Methods, A return type of a method is not part of the signature of the method for Attempting to call a static method through an object instance are calling a static method), add a period, the name of the method, and parentheses. of type int named num; the second, a numeric constant; and the third, an expression. new operator (C# reference) 06/25/2019; 2 minutes to read; In this article. The new operator creates a new instance of a type. You can also use the new keyword as a member declaration modifier or a generic type constraint. Constructor invocation. To create a new instance of a type, you typically invoke one of the constructors of that type using

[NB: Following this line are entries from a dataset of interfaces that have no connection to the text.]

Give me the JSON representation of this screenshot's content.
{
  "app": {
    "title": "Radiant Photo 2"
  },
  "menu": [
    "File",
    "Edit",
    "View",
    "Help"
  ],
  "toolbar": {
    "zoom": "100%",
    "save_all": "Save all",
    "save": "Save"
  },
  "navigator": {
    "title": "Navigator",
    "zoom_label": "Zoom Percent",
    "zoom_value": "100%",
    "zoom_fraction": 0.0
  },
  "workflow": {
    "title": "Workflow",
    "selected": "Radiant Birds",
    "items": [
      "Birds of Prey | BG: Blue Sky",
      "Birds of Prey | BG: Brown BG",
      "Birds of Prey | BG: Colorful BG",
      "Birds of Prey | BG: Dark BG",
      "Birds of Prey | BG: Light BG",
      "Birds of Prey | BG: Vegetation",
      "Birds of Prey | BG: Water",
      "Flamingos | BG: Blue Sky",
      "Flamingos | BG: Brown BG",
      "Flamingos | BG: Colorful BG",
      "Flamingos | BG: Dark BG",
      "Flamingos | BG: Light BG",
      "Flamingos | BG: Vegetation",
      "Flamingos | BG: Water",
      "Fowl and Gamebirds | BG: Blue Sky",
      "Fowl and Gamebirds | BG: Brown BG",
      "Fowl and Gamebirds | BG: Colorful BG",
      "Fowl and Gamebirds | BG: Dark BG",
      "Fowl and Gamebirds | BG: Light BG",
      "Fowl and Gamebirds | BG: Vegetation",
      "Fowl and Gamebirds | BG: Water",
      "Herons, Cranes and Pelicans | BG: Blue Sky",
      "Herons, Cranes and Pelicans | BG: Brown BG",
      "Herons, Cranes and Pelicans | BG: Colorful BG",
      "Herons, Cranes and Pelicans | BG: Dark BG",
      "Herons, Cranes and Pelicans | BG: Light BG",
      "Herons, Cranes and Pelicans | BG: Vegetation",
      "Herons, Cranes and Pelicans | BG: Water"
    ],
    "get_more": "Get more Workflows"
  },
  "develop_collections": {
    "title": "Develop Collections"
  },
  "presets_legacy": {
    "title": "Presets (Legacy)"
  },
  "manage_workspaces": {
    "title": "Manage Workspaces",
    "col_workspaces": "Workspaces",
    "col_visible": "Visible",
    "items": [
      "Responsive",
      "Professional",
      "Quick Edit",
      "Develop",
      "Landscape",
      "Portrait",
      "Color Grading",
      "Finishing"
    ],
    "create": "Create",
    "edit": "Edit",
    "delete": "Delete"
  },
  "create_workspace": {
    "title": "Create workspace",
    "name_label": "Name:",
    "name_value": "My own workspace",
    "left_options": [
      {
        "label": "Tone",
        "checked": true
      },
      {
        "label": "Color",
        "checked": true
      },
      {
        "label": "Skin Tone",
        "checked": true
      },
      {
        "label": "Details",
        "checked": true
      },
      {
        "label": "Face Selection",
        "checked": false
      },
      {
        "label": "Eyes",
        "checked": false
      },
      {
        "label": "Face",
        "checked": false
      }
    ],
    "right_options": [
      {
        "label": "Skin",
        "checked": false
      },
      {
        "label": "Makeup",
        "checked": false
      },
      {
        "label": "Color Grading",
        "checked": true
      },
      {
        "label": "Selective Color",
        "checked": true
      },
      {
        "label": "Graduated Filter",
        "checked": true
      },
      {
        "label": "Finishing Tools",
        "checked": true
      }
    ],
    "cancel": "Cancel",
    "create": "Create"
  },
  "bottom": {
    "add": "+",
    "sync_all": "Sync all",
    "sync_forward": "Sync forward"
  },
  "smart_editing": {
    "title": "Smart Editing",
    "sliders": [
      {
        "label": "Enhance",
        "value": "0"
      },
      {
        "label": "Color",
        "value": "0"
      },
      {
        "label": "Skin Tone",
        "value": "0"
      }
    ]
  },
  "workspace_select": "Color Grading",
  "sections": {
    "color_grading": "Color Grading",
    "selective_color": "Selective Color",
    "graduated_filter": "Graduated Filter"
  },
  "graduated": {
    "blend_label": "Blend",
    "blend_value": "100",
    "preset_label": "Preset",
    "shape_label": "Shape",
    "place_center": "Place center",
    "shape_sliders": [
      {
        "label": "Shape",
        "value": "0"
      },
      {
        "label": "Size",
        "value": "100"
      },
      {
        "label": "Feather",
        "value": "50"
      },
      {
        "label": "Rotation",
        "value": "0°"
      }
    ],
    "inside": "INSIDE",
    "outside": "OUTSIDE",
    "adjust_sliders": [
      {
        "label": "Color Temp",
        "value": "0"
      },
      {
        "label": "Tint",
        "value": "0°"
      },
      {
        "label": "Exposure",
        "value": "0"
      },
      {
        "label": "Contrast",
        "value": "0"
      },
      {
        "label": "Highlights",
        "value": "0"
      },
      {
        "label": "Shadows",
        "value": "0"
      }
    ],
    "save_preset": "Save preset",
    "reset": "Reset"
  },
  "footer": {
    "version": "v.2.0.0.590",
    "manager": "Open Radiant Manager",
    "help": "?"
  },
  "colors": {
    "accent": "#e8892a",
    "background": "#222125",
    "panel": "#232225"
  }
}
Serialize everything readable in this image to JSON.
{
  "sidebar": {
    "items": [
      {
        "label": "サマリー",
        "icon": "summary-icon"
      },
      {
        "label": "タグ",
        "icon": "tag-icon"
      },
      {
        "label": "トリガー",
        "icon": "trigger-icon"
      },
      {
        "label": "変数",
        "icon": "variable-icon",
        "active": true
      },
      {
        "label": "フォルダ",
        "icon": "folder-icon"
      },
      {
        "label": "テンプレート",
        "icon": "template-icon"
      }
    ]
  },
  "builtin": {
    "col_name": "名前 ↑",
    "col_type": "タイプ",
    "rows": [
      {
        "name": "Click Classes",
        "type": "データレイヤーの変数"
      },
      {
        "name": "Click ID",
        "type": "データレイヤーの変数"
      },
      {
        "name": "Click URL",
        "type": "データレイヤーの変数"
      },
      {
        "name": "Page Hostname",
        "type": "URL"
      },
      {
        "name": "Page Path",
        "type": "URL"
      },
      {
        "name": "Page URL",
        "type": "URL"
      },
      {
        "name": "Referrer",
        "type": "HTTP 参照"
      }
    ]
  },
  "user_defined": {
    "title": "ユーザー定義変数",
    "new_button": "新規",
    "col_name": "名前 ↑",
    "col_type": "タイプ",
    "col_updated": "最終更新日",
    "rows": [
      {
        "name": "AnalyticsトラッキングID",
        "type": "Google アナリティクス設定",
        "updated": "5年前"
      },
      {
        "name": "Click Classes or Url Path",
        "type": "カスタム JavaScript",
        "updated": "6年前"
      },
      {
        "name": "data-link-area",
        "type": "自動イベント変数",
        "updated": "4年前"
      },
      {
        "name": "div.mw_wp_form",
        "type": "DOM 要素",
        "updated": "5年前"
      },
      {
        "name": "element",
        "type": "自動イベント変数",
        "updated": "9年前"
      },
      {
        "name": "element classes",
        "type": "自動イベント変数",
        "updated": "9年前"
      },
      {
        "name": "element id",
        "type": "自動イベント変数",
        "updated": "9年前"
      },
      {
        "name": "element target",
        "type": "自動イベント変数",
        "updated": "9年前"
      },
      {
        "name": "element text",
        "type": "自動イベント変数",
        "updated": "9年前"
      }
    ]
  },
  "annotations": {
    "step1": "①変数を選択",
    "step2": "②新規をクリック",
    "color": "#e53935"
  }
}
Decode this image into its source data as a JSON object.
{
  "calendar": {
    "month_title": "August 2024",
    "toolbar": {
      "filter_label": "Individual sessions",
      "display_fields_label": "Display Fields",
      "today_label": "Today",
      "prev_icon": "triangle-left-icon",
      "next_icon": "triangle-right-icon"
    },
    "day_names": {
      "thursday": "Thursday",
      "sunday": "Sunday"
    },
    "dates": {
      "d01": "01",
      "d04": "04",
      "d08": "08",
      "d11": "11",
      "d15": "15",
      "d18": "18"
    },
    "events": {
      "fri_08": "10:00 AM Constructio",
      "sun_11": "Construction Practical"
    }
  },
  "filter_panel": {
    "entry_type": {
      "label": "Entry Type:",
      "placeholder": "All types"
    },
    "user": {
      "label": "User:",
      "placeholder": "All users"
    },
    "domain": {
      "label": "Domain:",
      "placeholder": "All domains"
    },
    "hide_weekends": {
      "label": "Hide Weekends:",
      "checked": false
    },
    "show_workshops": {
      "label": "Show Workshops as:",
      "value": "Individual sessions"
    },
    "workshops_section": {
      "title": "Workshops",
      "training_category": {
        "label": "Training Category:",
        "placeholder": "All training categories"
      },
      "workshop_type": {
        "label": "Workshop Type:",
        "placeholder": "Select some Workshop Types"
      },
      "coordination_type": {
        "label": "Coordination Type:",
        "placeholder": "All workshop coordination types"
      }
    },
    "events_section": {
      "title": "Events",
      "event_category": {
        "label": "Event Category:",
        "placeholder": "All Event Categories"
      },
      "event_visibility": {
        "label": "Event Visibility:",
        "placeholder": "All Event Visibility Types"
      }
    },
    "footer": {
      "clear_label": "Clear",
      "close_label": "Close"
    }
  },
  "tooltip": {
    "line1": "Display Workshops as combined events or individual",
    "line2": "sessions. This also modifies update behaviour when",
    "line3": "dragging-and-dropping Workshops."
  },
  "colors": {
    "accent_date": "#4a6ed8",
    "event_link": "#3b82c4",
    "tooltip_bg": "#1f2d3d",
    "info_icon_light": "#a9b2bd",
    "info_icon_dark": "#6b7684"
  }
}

Professional Visual Studio 2005, C# now permits a class to be marked as static, which not only prevents an instance of the class being created, it also prevents any class As such, it cannot contain instance variables or methods. However, this alone is not enough, as quite often you don't have control over how types in third-party libraries are named. ASP.NET Core supports the dependency injection (DI) software design pattern, which is a technique for achieving Inversion of Control (IoC) between classes and their dependencies. For more information specific to dependency injection within MVC controllers, see Dependency injection into controllers in ASP.NET Core.

Comments
  • Got it! MyClass do only collect and transform data that will be needed by google functions. I have created several class for several google service. So I think it's more like static method but I don't know using google sdk instance as static is proper.
  • I don't know what's the difference between singleton and static method here.
  • c-sharpcorner.com/blogs/… medium.com/@hakantopuz/…
  • oh, I know the difference of both. I mean it looks like no difference between them in my usage. But thanks anyway.
  • That's a good idea. But I would like to know what if the third party library doesn't implement an asynchronous method? Could I use it by single instance safely?
  • @TerryWei You are using ASP.NET MVC which means that the framework will always instantiate a new controller instance for each http request. So it's not thread-safe to call methods from your "MyClass". However, if your library doesn't provide asynchronous methods, you just can wrap those calls in Tasks.